Doctor of Philosophy (PhD)
This thesis analyzes the interaction of two DNA-binding proteins with the plus strand replication origin of bacteriophage f1. The origin has a bipartite structure consisting of a required core origin region and an adjacent A +T- rich enhancer sequence that potentiates replication approximately 100-fold. The core origin binds the initiator protein, and the enhancer contains three binding sites for the E. coli integration host factor (IHF). Both activator proteins bend the DNA sequence to which they bind, implying that together they wrap the origin DNA into a higher order structure that is active in initiation. The replication initiator protein of bacteriophage f1 (gene II protein) is a multifunctional protein that participates in DNA replication at a number of levels. The gene II protein binds to the core origin in a novel two-step fashion. The first binding step involves interaction of two gene II protein molecules with an inverted repeat (β- γ) at the center of the core origin to form a binding intermediate, complex I. The second binding step involves addition of two protein molecules to complex I, resulting in formation of the functional complex, complex II. Of these two protein molecules, one binds to and contacts repeat δ, the other gene II protein molecule protects the nicking site in a sequence-independent fashion. The sequence protected in complex II corresponds to the core origin sequence as determined previously by in vivo analyses. The enhancer independent mutation mp1 in gene II protein (met40 →ile) increases the cooperativity with which the protein binds to the core origin to form complex II. A model is presented for the binding reaction involving both protein-DNA and protein-protein interactions. A major finding of this thesis is that IHF activates f1 DNA replication by binding to three sites within the replication enhancer. The growth defect of f1 in IHF mutants was shown to be at the level of DNA replication. This growth defect of f1 in IHF mutants is suppressed by an initiator mutation (mp1) that also suppresses the lack of the replication enhancer, indicating that the enhancer is the genetic site of action of IHF.

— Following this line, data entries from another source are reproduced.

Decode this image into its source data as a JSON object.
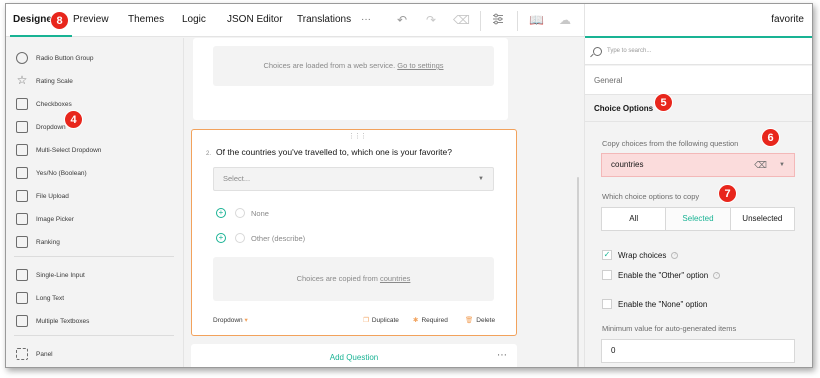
{
  "topbar": {
    "tabs": [
      {
        "label": "Designer",
        "active": true
      },
      {
        "label": "Preview"
      },
      {
        "label": "Themes"
      },
      {
        "label": "Logic"
      },
      {
        "label": "JSON Editor"
      },
      {
        "label": "Translations"
      }
    ],
    "more_label": "···",
    "right_title": "favorite",
    "icons": [
      "undo-icon",
      "redo-icon",
      "eraser-icon",
      "settings-icon",
      "book-icon",
      "cloud-icon"
    ]
  },
  "badges": {
    "b8": "8",
    "b4": "4",
    "b5": "5",
    "b6": "6",
    "b7": "7"
  },
  "toolbox": {
    "items": [
      {
        "label": "Radio Button Group",
        "icon": "radio-icon"
      },
      {
        "label": "Rating Scale",
        "icon": "star-icon"
      },
      {
        "label": "Checkboxes",
        "icon": "checkbox-icon"
      },
      {
        "label": "Dropdown",
        "icon": "dropdown-icon"
      },
      {
        "label": "Multi-Select Dropdown",
        "icon": "multi-dropdown-icon"
      },
      {
        "label": "Yes/No (Boolean)",
        "icon": "toggle-icon"
      },
      {
        "label": "File Upload",
        "icon": "folder-icon"
      },
      {
        "label": "Image Picker",
        "icon": "image-icon"
      },
      {
        "label": "Ranking",
        "icon": "ranking-icon"
      },
      {
        "label": "Single-Line Input",
        "icon": "input-icon"
      },
      {
        "label": "Long Text",
        "icon": "text-icon"
      },
      {
        "label": "Multiple Textboxes",
        "icon": "textboxes-icon"
      },
      {
        "label": "Panel",
        "icon": "panel-icon"
      }
    ]
  },
  "canvas": {
    "webservice_text": "Choices are loaded from a web service.",
    "webservice_link": "Go to settings",
    "question": {
      "number": "2.",
      "title": "Of the countries you've travelled to, which one is your favorite?",
      "select_placeholder": "Select...",
      "choices": [
        "None",
        "Other (describe)"
      ],
      "copied_text": "Choices are copied from",
      "copied_link": "countries",
      "type_label": "Dropdown",
      "actions": {
        "duplicate": "Duplicate",
        "required": "Required",
        "delete": "Delete"
      }
    },
    "add_question": "Add Question"
  },
  "props": {
    "search_placeholder": "Type to search...",
    "general": "General",
    "choice_options": "Choice Options",
    "copy_label": "Copy choices from the following question",
    "copy_value": "countries",
    "which_label": "Which choice options to copy",
    "segments": [
      "All",
      "Selected",
      "Unselected"
    ],
    "selected_segment": "Selected",
    "wrap_choices": "Wrap choices",
    "enable_other": "Enable the \"Other\" option",
    "enable_none": "Enable the \"None\" option",
    "min_label": "Minimum value for auto-generated items",
    "min_value": "0"
  },
  "colors": {
    "accent": "#19b394",
    "badge": "#e8261c",
    "focus": "#f2a25c",
    "error_bg": "#fbdcdc"
  }
}
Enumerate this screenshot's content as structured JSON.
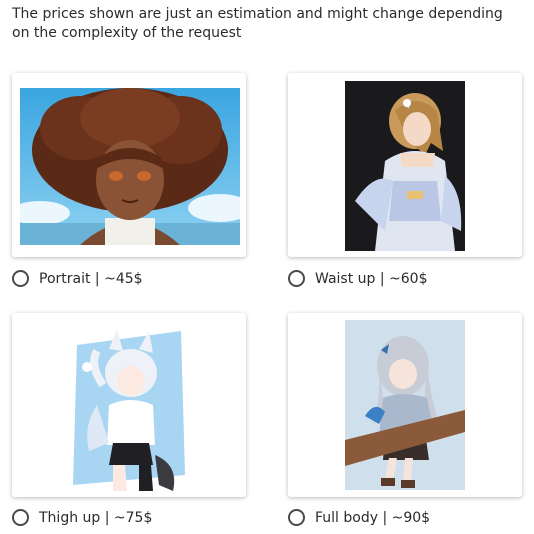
{
  "notice": "The prices shown are just an estimation and might change depending on the complexity of the request",
  "options": [
    {
      "label": "Portrait | ~45$",
      "image": "portrait-illustration",
      "selected": false
    },
    {
      "label": "Waist up | ~60$",
      "image": "waist-up-illustration",
      "selected": false
    },
    {
      "label": "Thigh up | ~75$",
      "image": "thigh-up-illustration",
      "selected": false
    },
    {
      "label": "Full body | ~90$",
      "image": "full-body-illustration",
      "selected": false
    }
  ],
  "colors": {
    "text": "#2b2b2b",
    "radio_border": "#4a4a4a",
    "card_bg": "#ffffff"
  }
}
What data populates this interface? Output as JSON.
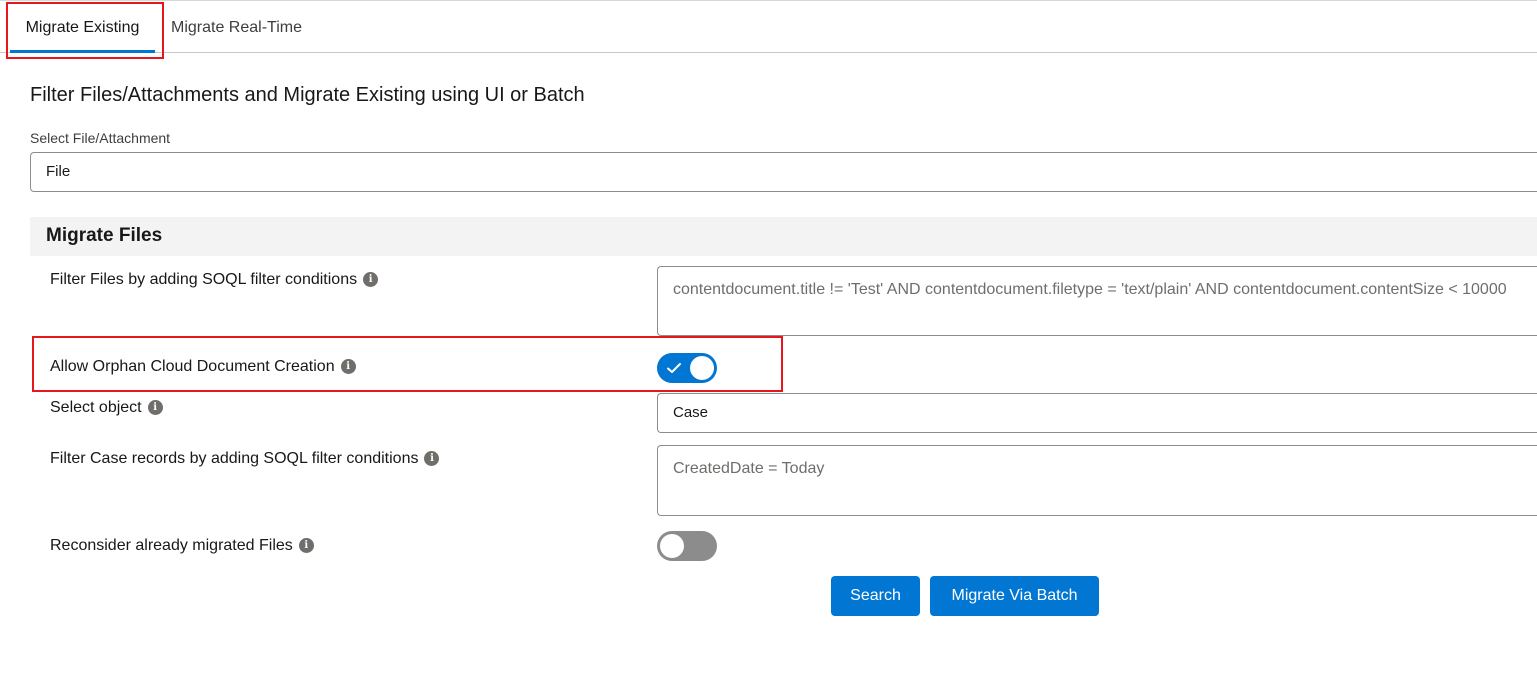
{
  "tabs": [
    {
      "label": "Migrate Existing",
      "active": true
    },
    {
      "label": "Migrate Real-Time",
      "active": false
    }
  ],
  "page_title": "Filter Files/Attachments and Migrate Existing using UI or Batch",
  "file_type_select": {
    "label": "Select File/Attachment",
    "value": "File"
  },
  "section": {
    "title": "Migrate Files"
  },
  "fields": {
    "file_filter": {
      "label": "Filter Files by adding SOQL filter conditions",
      "placeholder": "contentdocument.title != 'Test' AND contentdocument.filetype = 'text/plain' AND contentdocument.contentSize < 10000"
    },
    "orphan_toggle": {
      "label": "Allow Orphan Cloud Document Creation",
      "checked": true
    },
    "select_object": {
      "label": "Select object",
      "value": "Case"
    },
    "record_filter": {
      "label": "Filter Case records by adding SOQL filter conditions",
      "placeholder": "CreatedDate = Today"
    },
    "reconsider_toggle": {
      "label": "Reconsider already migrated Files",
      "checked": false
    }
  },
  "buttons": {
    "search": "Search",
    "migrate_batch": "Migrate Via Batch"
  },
  "icons": {
    "info": "info-icon",
    "check": "check-icon"
  },
  "colors": {
    "brand": "#0176d3",
    "highlight": "#e8151c",
    "toggle_off": "#8c8c8c",
    "section_bg": "#f3f3f3"
  }
}
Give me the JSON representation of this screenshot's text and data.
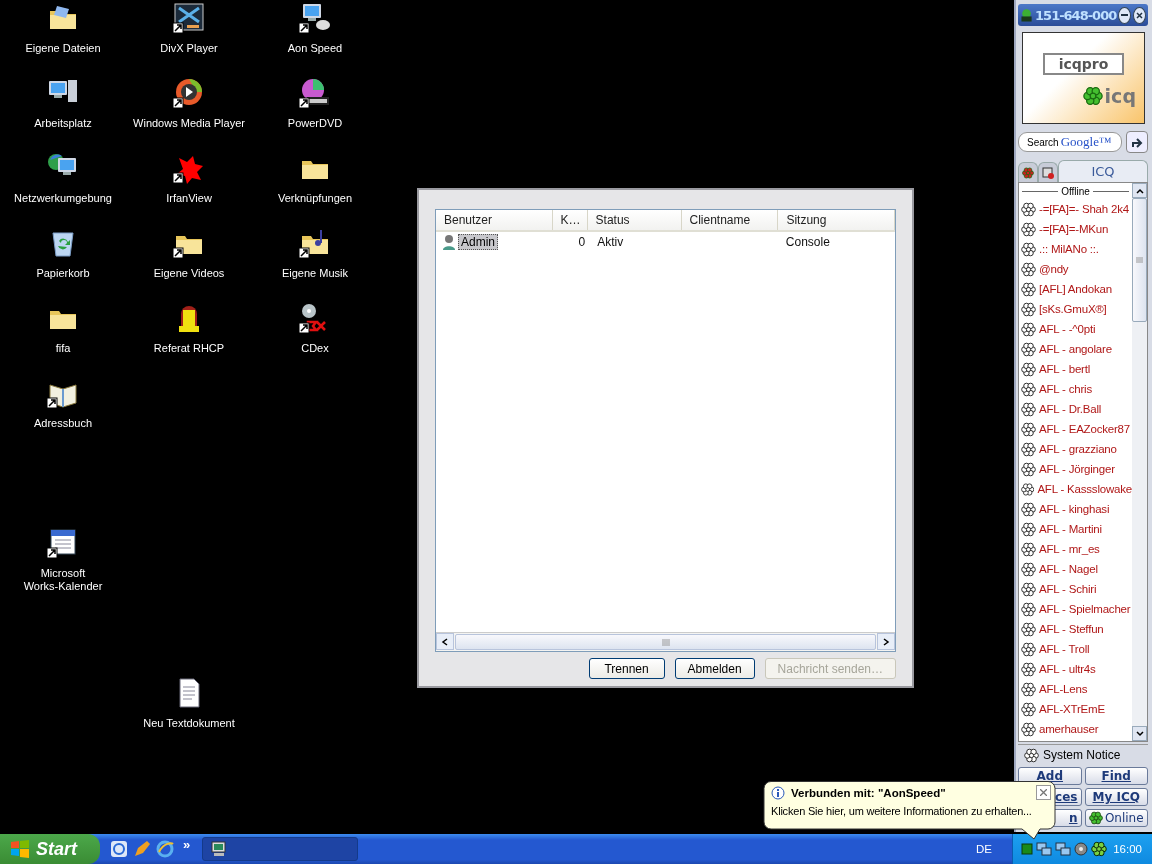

Greenstein, David I., "DNA-Protein Interactions in f1 DNA Replication" (1989). Student Theses and Dissertations. 368.